 (Luftwaffe Photos)

Focke-Wulf Fw 191, Bomber B design competitor (prototype).

 (Luftwaffe Photos)

Focke-Wulf Fw 200 Condor, transport and maritime patrol bomber in Luftwaffe Service.

 (Luftwaffe Photos) 

Focke-Wulf Fw 200C Condor FuG 200 Hohentwiel radar.

 (RAF Photos)

Focke-Wulf Fw 200C-4/U1 Condor, (Wk. Nr. 0137), coded GC+AE.  This Condor was the personal aircraft of Heinrich Himmler and later Grand Admiral Doenitz.  The aircraft was found intact at Achmer in 1945 and flown to Farnborough on 3 July 1945.  Designated RAF AM94, this aircraft was flown in the UK.  It was scrapped at Farnborough in 1946.

Focke-Wulf Fw 200C Condor, (Wk. Nr. 0240), captured at Flensburg.  Designated RAF AM95, this aircraft was scrapped at Schleswig.
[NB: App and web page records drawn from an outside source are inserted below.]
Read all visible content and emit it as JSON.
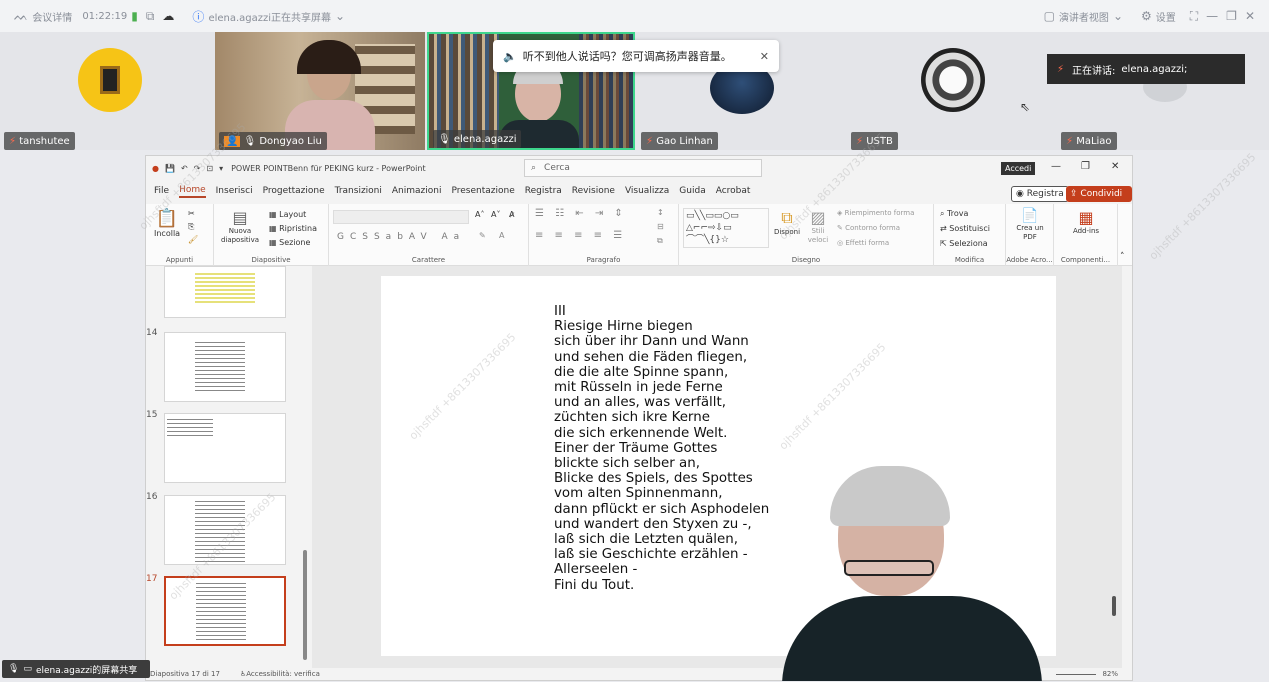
{
  "topbar": {
    "meeting_info": "会议详情",
    "timer": "01:22:19",
    "sharing_status": "elena.agazzi正在共享屏幕",
    "speaker_view": "演讲者视图",
    "settings": "设置"
  },
  "participants": [
    {
      "name": "tanshutee"
    },
    {
      "name": "Dongyao Liu"
    },
    {
      "name": "elena.agazzi"
    },
    {
      "name": "Gao Linhan"
    },
    {
      "name": "USTB"
    },
    {
      "name": "MaLiao"
    }
  ],
  "toast": {
    "message": "听不到他人说话吗？您可调高扬声器音量。"
  },
  "speaking": {
    "label": "正在讲话:",
    "name": "elena.agazzi;"
  },
  "ppt": {
    "doc_title": "POWER POINTBenn für PEKING kurz  -  PowerPoint",
    "search_placeholder": "Cerca",
    "accedi": "Accedi",
    "tabs": [
      "File",
      "Home",
      "Inserisci",
      "Progettazione",
      "Transizioni",
      "Animazioni",
      "Presentazione",
      "Registra",
      "Revisione",
      "Visualizza",
      "Guida",
      "Acrobat"
    ],
    "registra_button": "Registra",
    "condividi_button": "Condividi",
    "ribbon": {
      "incolla": "Incolla",
      "appunti": "Appunti",
      "nuova_diapositiva": "Nuova diapositiva",
      "layout": "Layout",
      "ripristina": "Ripristina",
      "sezione": "Sezione",
      "diapositive": "Diapositive",
      "carattere": "Carattere",
      "paragrafo": "Paragrafo",
      "disponi": "Disponi",
      "stili_veloci": "Stili veloci",
      "riempimento": "Riempimento forma",
      "contorno": "Contorno forma",
      "effetti": "Effetti forma",
      "disegno": "Disegno",
      "trova": "Trova",
      "sostituisci": "Sostituisci",
      "seleziona": "Seleziona",
      "modifica": "Modifica",
      "crea_pdf": "Crea un PDF",
      "adobe": "Adobe Acro...",
      "addins": "Add-ins",
      "componenti": "Componenti..."
    },
    "slide_numbers": [
      "14",
      "15",
      "16",
      "17"
    ],
    "poem_lines": [
      "III",
      "Riesige Hirne biegen",
      "sich über ihr Dann und Wann",
      "und sehen die Fäden fliegen,",
      "die die alte Spinne spann,",
      "mit Rüsseln in jede Ferne",
      "und an alles, was verfällt,",
      "züchten sich ikre Kerne",
      "die sich erkennende Welt.",
      "Einer der Träume Gottes",
      "blickte sich selber an,",
      "Blicke des Spiels, des Spottes",
      "vom alten Spinnenmann,",
      "dann pflückt er sich Asphodelen",
      "und wandert den Styxen zu -,",
      "laß sich die Letzten quälen,",
      "laß sie Geschichte erzählen -",
      "Allerseelen -",
      "Fini du Tout."
    ],
    "status_slide": "Diapositiva 17 di 17",
    "status_accessibility": "Accessibilità: verifica",
    "zoom": "82%"
  },
  "share_label": "elena.agazzi的屏幕共享",
  "watermark": "ojhsftdf +8613307336695"
}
Focke-Wulf Fw 200A-02 Condor, (Wk. Nr. 2984), OY-DAM and G-AGAY, RAF DX177, flown in the UK until scrapped in Jan 1942.

Focke-Wulf Fw 200C, (Wk. Nr. 081), captured at Flensburg.  Designated RAF AM97, this aircraft crashed at Schleswig on 28 Feb 1946.

 (Luftwaffe Photo) 
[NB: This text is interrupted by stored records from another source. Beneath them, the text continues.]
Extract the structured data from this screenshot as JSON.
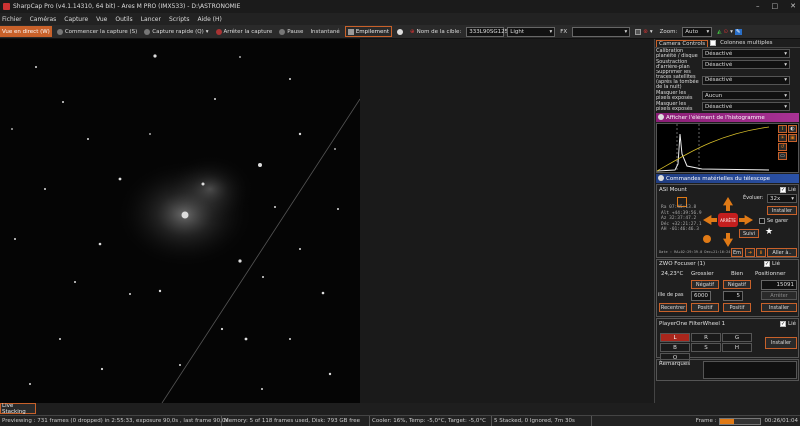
{
  "window": {
    "title": "SharpCap Pro (v4.1.14310, 64 bit) - Ares M PRO (IMX533) - D:\\ASTRONOMIE"
  },
  "menu": [
    "Fichier",
    "Caméras",
    "Capture",
    "Vue",
    "Outils",
    "Lancer",
    "Scripts",
    "Aide (H)"
  ],
  "toolbar": {
    "live_view": "Vue en direct (W)",
    "start_capture": "Commencer la capture (S)",
    "quick_capture": "Capture rapide (Q)",
    "stop_capture": "Arrêter la capture",
    "pause": "Pause",
    "snapshot": "Instantané",
    "stacking": "Empilement",
    "target_label": "Nom de la cible:",
    "target_value": "333L90SG125",
    "frame_type": "Light",
    "fx_label": "FX",
    "zoom_label": "Zoom:",
    "zoom_value": "Auto"
  },
  "panel": {
    "tab_camera": "Camera Controls",
    "tab_multi": "Colonnes multiples",
    "rows": [
      {
        "label": "Calibration planéité / disque",
        "value": "Désactivé"
      },
      {
        "label": "Soustraction d'arrière-plan",
        "value": "Désactivé"
      },
      {
        "label": "Supprimer les traces satellites (après la tombée de la nuit)",
        "value": "Désactivé"
      },
      {
        "label": "Masquer les pixels exposés",
        "value": "Aucun"
      },
      {
        "label": "Masquer les pixels exposés",
        "value": "Désactivé"
      }
    ],
    "histogram_title": "Afficher l'élément de l'histogramme",
    "telescope_title": "Commandes matérielles du télescope",
    "mount": {
      "name": "ASI Mount",
      "linked": "Lié",
      "evolve_label": "Évoluer:",
      "evolve_value": "32x",
      "install": "Installer",
      "park_label": "Se garer",
      "goto_label": "Suivi",
      "allign": "Aller à..",
      "stop_center": "ARRÊTE",
      "coords": [
        "Ra    07:45:13.8",
        "Alt  +44:39:56.9",
        "Az   32:37:47.2",
        "Déc  +32:21:27.1",
        "AH   -01:46:46.3"
      ],
      "stamp": "Date : RA+02:29:39.0 Dec+21:16:24",
      "em": "Em"
    },
    "focuser": {
      "name": "ZWO Focuser (1)",
      "linked": "Lié",
      "temp": "24,23°C",
      "coarse": "Grossier",
      "fine": "Bien",
      "position_label": "Positionner",
      "position_value": "15091",
      "neg1": "Négatif",
      "neg2": "Négatif",
      "step_label": "ille de pas",
      "step_value": "6000",
      "step2": "5",
      "stop": "Arrêter",
      "recenter": "Recentrer",
      "pos1": "Positif",
      "pos2": "Positif",
      "install": "Installer"
    },
    "filterwheel": {
      "name": "PlayerOne FilterWheel 1",
      "linked": "Lié",
      "filters": [
        "L",
        "R",
        "G",
        "B",
        "S",
        "H",
        "O",
        "",
        ""
      ],
      "selected": "L",
      "install": "Installer"
    },
    "remarks": "Remarques"
  },
  "status": {
    "preview": "Previewing : 731 frames (0 dropped) in 2:55:33, exposure 90,0s , last frame 90,0s",
    "memory": "Memory: 5 of 118 frames used, Disk: 793 GB free",
    "cooler": "Cooler: 16%, Temp: -5,0°C, Target: -5,0°C",
    "stacked": "5 Stacked, 0 Ignored, 7m 30s",
    "frame_label": "Frame :",
    "frame_progress": 0.35,
    "elapsed": "00:26/01:04"
  },
  "live_stacking": "Live Stacking",
  "colors": {
    "accent": "#c8612a",
    "histogram_header": "#8a1d75",
    "telescope_header": "#1f3c80",
    "filter_selected": "#a8261c"
  }
}
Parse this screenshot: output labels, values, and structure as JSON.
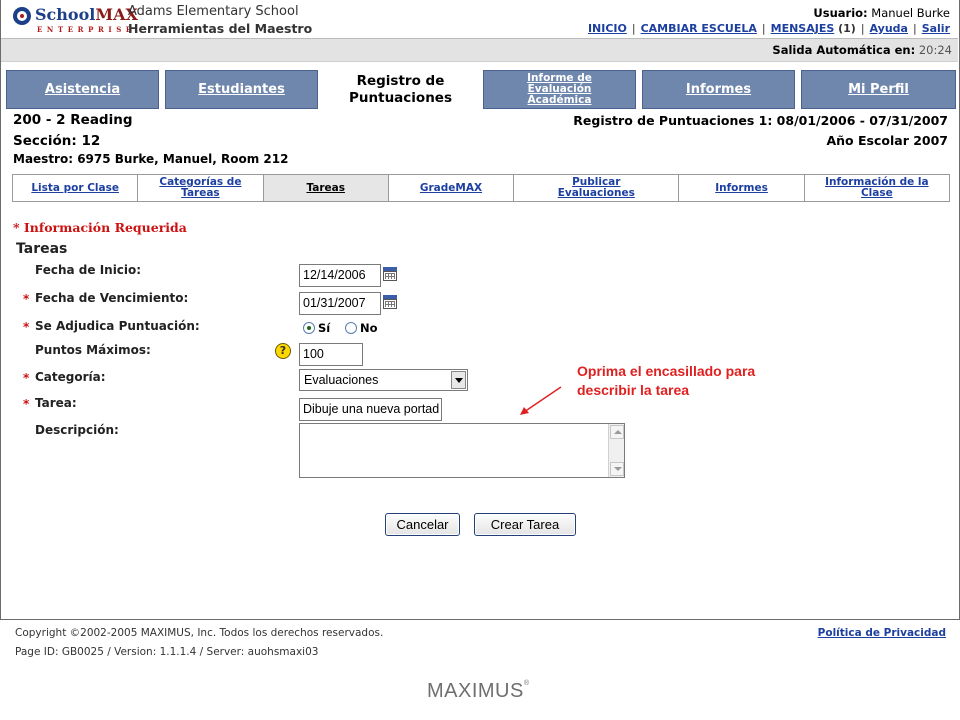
{
  "header": {
    "logo_text_school": "School",
    "logo_text_max": "MAX",
    "logo_sub": "ENTERPRISE",
    "school_name": "Adams Elementary School",
    "app_name": "Herramientas del Maestro",
    "user_label": "Usuario:",
    "user_name": "Manuel Burke",
    "nav": {
      "inicio": "INICIO",
      "cambiar": "CAMBIAR ESCUELA",
      "mensajes": "MENSAJES",
      "mensajes_count": "(1)",
      "ayuda": "Ayuda",
      "salir": "Salir",
      "separator": "|"
    },
    "timeout_label": "Salida Automática en:",
    "timeout_value": "20:24"
  },
  "tabs": [
    {
      "label": "Asistencia"
    },
    {
      "label": "Estudiantes"
    },
    {
      "label": "Registro de Puntuaciones"
    },
    {
      "label": "Informe de Evaluación Académica"
    },
    {
      "label": "Informes"
    },
    {
      "label": "Mi Perfil"
    }
  ],
  "class_info": {
    "course": "200 - 2 Reading",
    "section": "Sección: 12",
    "teacher": "Maestro: 6975 Burke, Manuel, Room 212",
    "register": "Registro de Puntuaciones 1: 08/01/2006 - 07/31/2007",
    "school_year": "Año Escolar 2007"
  },
  "subtabs": [
    {
      "label": "Lista por Clase"
    },
    {
      "label": "Categorías de Tareas"
    },
    {
      "label": "Tareas"
    },
    {
      "label": "GradeMAX"
    },
    {
      "label": "Publicar Evaluaciones"
    },
    {
      "label": "Informes"
    },
    {
      "label": "Información de la Clase"
    }
  ],
  "form": {
    "required_note": "* Información Requerida",
    "section_title": "Tareas",
    "star": "*",
    "labels": {
      "start_date": "Fecha de Inicio:",
      "due_date": "Fecha de Vencimiento:",
      "graded": "Se Adjudica Puntuación:",
      "max_points": "Puntos Máximos:",
      "category": "Categoría:",
      "task": "Tarea:",
      "description": "Descripción:"
    },
    "values": {
      "start_date": "12/14/2006",
      "due_date": "01/31/2007",
      "graded_yes": "Sí",
      "graded_no": "No",
      "max_points": "100",
      "category": "Evaluaciones",
      "task": "Dibuje una nueva portad",
      "description": ""
    },
    "help_icon_text": "?",
    "buttons": {
      "cancel": "Cancelar",
      "create": "Crear Tarea"
    }
  },
  "callout": {
    "line1": "Oprima el encasillado para",
    "line2": "describir la tarea",
    "color": "#e02020"
  },
  "footer": {
    "copyright": "Copyright ©2002-2005 MAXIMUS, Inc. Todos los derechos reservados.",
    "privacy": "Política de Privacidad",
    "page_id": "Page ID: GB0025 / Version: 1.1.1.4 / Server: auohsmaxi03",
    "brand": "MAXIMUS"
  },
  "colors": {
    "tab_blue": "#6f86ad",
    "link_blue": "#1c3fa0",
    "required_red": "#cc1111"
  }
}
Focke-Wulf Fw 200C-3 Condor, (Wk. Nr. 0034), F8+OW.  The globe-circle symbol is for KG 40l.  This aircraft landed at Chkalovskaya near Leningrad, Russia in April 1943.  The aircraft was test flown by Soviet Engineer-Major Gribakin and Colonel Kabanov in the USSR.  It was later put on display in Moscow.

Focke-Wulf Fw 200C-3 Condor, (Wk. Nr. 0063), F8+CL of 3/KG40, later transferred to 7/KG40 and coded F8+BR ditched near Trondheim, Norway on 22 Feb 1942.  Recovered in 1999, this aircraft is being restored in the Deutsches Technikmuseum, Berlin, Germany.

Focke-Wulf Fw 300, proposed version of Fw 200 (project).

 (Luftwaffe Photos)

Focke-Wulf Ta 154, Moskito night-fighter in Luftwaffe service.

 (USAAF Photos)

One slightly damaged Ta 154 is known to have been captured at Lage, Germany, by the 54th Air Disarmament Squadron and is reported to have been shipped to the USA on board the SS Richard Gatling.  No FE number was assigned, its fate is unknown.

Focke-Wulf Ta 400 (project), intended for long range bombardment of strategic objects in the  marine war in the Atlantic.